**TASK ITEM**
Your answer should consist of each line from the data below that contains "Scenes".

*****

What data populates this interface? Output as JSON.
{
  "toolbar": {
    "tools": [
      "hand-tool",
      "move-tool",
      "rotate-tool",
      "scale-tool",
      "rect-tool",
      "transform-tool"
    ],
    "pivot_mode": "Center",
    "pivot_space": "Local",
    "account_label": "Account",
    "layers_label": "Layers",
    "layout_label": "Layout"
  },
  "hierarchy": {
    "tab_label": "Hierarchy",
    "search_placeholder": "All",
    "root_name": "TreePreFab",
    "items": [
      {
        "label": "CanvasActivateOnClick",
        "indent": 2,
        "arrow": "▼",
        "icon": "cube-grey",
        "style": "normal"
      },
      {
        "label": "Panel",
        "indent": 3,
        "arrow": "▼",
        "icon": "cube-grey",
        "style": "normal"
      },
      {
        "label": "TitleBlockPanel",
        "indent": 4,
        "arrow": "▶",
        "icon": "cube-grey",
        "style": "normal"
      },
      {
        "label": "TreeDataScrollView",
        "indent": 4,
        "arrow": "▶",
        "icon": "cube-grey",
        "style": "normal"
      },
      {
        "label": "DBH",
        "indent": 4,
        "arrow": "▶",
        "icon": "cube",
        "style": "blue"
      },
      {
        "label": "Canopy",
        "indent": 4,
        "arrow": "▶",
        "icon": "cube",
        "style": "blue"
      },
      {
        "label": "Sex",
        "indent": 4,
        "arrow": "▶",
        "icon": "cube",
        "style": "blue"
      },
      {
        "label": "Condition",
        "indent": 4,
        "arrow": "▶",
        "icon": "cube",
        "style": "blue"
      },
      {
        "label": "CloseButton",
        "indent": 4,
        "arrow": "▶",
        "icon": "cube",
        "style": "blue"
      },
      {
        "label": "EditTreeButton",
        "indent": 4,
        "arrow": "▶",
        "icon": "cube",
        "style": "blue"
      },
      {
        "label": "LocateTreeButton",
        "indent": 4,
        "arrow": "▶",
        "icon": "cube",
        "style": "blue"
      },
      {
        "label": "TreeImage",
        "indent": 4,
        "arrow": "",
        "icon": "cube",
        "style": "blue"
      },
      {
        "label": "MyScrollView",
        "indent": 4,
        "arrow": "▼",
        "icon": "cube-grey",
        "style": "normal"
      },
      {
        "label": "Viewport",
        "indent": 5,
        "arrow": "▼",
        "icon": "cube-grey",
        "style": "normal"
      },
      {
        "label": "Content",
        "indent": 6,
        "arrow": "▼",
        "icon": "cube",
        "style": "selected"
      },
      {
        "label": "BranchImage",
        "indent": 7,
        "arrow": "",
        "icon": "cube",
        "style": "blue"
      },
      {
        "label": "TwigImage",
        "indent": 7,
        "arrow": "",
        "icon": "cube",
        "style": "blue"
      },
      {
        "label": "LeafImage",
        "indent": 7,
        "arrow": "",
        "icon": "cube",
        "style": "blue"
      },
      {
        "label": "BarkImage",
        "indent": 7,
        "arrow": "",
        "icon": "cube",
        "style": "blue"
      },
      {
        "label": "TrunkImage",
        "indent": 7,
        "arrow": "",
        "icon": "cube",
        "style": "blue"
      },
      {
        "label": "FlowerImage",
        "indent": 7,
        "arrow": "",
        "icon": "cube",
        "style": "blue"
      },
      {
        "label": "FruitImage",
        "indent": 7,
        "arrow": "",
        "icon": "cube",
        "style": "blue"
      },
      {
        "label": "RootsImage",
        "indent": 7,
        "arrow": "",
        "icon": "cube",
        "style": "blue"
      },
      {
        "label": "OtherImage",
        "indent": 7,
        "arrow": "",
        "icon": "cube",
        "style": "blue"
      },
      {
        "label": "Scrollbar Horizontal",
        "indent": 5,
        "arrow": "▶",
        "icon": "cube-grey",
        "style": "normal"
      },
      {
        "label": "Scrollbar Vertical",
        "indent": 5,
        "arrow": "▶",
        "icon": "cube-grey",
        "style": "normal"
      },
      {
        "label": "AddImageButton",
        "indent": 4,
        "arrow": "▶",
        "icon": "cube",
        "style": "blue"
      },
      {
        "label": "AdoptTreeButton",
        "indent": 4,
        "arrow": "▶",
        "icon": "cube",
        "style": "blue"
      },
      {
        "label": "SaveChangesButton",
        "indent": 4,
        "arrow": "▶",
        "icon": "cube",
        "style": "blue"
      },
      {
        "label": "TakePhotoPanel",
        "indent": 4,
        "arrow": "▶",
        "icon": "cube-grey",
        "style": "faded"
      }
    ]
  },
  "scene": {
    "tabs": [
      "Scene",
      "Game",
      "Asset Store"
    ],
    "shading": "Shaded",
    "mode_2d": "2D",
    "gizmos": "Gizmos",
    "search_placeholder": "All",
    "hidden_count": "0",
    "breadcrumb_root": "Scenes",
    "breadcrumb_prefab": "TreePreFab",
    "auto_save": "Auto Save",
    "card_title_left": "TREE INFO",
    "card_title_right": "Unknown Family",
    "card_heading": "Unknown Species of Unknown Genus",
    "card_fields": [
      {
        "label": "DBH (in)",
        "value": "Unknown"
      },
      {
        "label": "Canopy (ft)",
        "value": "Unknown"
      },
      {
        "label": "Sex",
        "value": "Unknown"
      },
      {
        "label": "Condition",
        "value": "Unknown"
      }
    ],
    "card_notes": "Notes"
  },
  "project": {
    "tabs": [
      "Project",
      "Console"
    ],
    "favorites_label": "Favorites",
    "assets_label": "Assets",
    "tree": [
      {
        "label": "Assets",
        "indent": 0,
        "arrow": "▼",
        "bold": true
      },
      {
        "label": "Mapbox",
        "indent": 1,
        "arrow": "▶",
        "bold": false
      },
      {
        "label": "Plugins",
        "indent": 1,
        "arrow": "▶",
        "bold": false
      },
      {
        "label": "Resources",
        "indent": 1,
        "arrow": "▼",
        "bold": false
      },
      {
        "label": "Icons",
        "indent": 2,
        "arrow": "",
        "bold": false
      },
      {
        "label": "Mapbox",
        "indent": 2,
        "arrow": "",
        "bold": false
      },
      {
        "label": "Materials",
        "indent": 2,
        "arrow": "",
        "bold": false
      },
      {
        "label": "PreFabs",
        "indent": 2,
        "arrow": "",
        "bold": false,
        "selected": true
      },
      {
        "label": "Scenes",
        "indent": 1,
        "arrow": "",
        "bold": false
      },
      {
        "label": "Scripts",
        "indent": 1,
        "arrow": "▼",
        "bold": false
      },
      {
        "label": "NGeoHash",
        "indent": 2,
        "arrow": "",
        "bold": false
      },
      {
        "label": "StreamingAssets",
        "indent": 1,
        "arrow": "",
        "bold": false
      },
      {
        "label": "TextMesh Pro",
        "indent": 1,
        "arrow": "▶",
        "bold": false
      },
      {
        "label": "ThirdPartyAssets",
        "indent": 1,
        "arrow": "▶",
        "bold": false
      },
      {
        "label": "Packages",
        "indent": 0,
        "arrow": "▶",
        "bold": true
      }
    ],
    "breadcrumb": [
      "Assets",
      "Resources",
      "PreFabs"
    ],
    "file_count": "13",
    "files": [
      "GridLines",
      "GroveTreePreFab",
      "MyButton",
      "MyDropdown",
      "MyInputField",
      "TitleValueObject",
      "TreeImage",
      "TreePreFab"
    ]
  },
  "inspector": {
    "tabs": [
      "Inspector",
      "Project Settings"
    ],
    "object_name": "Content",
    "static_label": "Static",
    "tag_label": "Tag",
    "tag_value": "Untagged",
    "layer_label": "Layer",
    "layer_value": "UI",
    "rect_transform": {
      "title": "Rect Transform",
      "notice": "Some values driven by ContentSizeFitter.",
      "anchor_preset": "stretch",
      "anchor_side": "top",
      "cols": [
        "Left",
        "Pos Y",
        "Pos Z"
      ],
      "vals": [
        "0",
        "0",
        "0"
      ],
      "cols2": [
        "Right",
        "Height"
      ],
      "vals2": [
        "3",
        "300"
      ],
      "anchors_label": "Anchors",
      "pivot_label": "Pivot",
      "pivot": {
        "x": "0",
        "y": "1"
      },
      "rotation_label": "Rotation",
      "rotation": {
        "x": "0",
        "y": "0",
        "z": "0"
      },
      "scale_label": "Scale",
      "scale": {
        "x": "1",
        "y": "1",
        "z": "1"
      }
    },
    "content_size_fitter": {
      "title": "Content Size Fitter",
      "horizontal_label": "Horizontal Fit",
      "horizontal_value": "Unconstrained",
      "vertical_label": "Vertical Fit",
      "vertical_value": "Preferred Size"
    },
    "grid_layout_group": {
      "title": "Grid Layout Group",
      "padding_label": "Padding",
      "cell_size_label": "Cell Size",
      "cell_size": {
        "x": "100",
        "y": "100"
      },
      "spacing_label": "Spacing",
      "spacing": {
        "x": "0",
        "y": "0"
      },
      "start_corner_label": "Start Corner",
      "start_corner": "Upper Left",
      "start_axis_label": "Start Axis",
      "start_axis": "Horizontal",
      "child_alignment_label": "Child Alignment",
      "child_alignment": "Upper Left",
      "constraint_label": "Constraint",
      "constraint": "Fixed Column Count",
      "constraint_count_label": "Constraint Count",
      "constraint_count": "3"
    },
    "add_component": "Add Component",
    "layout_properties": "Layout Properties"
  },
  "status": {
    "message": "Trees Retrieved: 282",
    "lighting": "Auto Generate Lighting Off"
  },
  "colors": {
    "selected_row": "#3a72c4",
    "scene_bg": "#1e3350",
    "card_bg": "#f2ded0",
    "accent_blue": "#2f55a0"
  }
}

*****

**ANSWER AREA**
    "breadcrumb_root": "Scenes",
        "label": "Scenes",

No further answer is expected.